I wish to be a lost boy


Shelly Batterbee

As I waited for the next ride or next character to see, I dreamed up adventures with my Disney friends.

Deep in the Hundred Acre Wood is where I would love to live. Hidden from the adult world and surrounded only by my friends and the troublesome, ragtag team of stuffed animals that come to life. 

Life would be full of adventures and expoditions. We would find the North Pole and make sure Eeyore always had his tail. If I were ever lonely, I would venture off to these woods and feel welcomed. The judging eyes and screaming whispers of society would be nonexistent, for it would just be me, my stuffed animals, and the woods. 

After my adventures avoiding the Backson and discovering how nice the Heffalumps are, I could go to my stash of pixie dust and fly my way past the second star to the right and continue on till morning. I would reach Neverland and meet the sassy mermaids in the Mermaid Lagoon. I would find Hangman’s tree, grab myself a club, and become a lost boy.

I would never have to think about tests again. I would never have to worry about the future or the way I dressed. I would dress in the same outfit everyday like all characters do. 

If I ever got bored—though how I could get bored in Neverland, I don’t know—I would make my way back to the mainland and find Zootopia. I would be in the place where anyone can be anything and predators are at peace with prey. 

We have to get up and watch as our childhood is slowly taken from our grasp. ”

I would be enchanted by the animals I would see and meet. It would be like the time I went to NYC—the world would seem as if it were in the palm of my hand and my dreams really would come true. 

If my dreams ever did shatter, and I wasn’t able to revive it like Judy Hops did, I would move on to the beast’s castle. I would be careful not to pick any roses, and I would try to find the Beast before I did anything stupid. I would make friends with the furniture and play around with the footstool. 

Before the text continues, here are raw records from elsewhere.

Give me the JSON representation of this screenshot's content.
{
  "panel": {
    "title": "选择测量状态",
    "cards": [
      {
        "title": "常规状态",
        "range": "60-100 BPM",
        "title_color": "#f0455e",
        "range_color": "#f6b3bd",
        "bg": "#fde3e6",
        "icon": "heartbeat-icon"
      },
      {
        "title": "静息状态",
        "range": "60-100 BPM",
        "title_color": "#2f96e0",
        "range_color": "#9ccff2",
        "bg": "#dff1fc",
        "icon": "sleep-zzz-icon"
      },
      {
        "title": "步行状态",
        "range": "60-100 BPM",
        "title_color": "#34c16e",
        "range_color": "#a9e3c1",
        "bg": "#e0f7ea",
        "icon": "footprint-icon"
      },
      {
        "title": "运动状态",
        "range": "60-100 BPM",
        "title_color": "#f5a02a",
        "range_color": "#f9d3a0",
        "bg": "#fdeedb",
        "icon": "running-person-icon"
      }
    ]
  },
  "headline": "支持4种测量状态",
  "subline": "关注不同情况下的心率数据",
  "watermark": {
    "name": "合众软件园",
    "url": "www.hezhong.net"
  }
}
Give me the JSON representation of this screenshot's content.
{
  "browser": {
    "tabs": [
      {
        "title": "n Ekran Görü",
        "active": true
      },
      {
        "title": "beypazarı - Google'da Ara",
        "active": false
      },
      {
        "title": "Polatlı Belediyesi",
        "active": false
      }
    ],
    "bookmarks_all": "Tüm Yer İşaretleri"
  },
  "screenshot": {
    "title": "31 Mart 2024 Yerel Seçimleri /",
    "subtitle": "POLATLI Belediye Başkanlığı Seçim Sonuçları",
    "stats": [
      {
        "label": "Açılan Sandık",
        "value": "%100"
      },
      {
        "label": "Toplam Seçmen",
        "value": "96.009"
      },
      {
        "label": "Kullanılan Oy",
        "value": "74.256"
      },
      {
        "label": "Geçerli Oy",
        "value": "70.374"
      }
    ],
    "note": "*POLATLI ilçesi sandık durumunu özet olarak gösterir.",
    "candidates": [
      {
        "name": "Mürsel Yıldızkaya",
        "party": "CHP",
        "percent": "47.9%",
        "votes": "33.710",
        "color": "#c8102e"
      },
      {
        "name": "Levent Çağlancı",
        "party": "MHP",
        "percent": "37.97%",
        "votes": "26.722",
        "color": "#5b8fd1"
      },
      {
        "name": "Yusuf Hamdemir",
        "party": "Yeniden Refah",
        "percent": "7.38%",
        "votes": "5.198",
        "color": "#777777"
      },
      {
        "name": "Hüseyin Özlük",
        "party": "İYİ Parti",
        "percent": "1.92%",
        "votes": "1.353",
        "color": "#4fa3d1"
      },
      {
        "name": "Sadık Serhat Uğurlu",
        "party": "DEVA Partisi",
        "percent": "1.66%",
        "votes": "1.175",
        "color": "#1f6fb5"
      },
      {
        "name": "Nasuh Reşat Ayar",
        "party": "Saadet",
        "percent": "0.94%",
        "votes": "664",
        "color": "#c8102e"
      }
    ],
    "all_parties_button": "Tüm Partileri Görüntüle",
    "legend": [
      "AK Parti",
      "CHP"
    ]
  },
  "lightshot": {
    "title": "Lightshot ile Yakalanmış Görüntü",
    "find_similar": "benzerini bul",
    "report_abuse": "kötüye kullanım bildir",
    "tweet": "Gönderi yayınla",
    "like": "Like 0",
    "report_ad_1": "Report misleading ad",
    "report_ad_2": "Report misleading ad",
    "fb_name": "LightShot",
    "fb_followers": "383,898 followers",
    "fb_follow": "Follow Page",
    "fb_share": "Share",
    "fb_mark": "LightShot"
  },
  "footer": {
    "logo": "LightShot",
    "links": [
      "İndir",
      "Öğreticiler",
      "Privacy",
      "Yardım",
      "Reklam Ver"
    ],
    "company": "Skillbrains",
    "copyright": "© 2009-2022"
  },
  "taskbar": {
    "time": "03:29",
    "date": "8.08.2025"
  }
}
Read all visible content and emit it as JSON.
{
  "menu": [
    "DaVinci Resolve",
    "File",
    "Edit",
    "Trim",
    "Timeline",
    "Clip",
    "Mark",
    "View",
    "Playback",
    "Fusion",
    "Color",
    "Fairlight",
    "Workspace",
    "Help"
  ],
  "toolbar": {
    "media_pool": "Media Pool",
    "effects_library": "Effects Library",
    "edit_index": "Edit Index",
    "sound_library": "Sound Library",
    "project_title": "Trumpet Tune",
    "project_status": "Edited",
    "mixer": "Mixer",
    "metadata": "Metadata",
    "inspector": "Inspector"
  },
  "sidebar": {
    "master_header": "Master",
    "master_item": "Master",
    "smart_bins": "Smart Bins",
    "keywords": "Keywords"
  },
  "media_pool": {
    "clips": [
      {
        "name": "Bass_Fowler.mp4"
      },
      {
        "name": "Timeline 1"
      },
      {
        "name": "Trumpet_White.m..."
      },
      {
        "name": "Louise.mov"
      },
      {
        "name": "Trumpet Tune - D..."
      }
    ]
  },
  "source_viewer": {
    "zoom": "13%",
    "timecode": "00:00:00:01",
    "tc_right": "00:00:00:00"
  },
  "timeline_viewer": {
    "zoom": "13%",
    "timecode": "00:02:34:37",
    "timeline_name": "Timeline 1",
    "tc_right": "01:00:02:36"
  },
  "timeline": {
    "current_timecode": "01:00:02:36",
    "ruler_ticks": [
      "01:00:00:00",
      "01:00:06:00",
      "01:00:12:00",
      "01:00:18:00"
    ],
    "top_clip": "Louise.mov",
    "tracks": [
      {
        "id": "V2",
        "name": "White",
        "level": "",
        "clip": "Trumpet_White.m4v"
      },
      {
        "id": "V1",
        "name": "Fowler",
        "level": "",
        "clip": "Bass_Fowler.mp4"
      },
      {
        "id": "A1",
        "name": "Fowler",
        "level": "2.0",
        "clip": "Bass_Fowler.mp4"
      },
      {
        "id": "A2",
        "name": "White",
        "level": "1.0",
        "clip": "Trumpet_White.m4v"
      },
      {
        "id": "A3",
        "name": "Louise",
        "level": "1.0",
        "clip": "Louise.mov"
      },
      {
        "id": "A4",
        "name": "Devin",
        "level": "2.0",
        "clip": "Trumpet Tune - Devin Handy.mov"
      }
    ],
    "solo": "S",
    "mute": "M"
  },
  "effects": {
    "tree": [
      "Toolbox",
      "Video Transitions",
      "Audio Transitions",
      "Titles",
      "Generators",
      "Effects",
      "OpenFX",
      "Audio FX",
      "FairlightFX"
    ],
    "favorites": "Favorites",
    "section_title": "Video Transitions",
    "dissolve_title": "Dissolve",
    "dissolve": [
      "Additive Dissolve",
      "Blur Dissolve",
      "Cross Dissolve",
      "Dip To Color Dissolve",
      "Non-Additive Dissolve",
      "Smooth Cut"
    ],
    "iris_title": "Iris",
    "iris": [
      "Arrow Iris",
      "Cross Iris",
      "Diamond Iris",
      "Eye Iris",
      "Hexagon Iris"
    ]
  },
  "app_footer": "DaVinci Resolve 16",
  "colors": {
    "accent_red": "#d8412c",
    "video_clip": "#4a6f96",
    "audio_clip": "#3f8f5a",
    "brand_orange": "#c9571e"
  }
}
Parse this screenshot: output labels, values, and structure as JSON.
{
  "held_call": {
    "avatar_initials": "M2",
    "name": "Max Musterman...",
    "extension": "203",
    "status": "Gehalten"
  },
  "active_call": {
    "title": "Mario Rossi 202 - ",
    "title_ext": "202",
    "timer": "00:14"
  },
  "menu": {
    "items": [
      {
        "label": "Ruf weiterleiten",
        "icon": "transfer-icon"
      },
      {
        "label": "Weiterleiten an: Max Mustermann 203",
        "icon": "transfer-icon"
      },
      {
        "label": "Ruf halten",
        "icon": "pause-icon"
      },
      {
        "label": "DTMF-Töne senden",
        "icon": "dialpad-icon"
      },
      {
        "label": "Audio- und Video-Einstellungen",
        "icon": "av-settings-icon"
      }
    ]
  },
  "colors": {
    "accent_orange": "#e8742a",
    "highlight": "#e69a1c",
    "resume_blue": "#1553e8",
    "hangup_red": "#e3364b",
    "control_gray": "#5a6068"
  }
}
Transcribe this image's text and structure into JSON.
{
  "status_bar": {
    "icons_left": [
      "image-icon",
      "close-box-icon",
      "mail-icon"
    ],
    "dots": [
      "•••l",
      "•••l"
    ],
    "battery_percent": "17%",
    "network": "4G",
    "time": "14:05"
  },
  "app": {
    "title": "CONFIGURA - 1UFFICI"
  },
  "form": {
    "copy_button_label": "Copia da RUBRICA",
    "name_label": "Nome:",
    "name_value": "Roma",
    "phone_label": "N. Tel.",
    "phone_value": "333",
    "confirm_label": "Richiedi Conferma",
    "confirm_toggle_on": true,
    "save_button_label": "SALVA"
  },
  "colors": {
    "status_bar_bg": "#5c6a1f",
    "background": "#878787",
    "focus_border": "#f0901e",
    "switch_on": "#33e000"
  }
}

I would stay far away from the west wing but live in the library and ballroom—spending my days waltzing around and rolling down the stacks on the ladders of my dreams. 

From there, I would move on to the streets of Agrabah, and the Monstropolis laugh floor, and all the other worlds that have come from the minds of imagineers and Disney animators. 

I would bring my friends on adventures we’d never forget. We’d meet the heroes of our childhood. We’d sing until we ran out of breath. We’d forget the worries and woes of the real world and live as a lifelong child—Disney lost boys, even when we travel out of Neverland. We’d hear stories and be stories and live a life that we’d never forget. 

But, sadly, we are stuck in this universe of tests, looming future, and judgy people. We have to get up and watch as our childhood is slowly taken from our grasp. 

I know my life will never be a Disney movie, but I can dream, and I can see the little cottage I would own. For just a second, my imagination returns to me, and I am that little girl with the biggest smile wearing a tutu, waiting to see my favorite character at Disney World, and nothing can ever take away my happiness.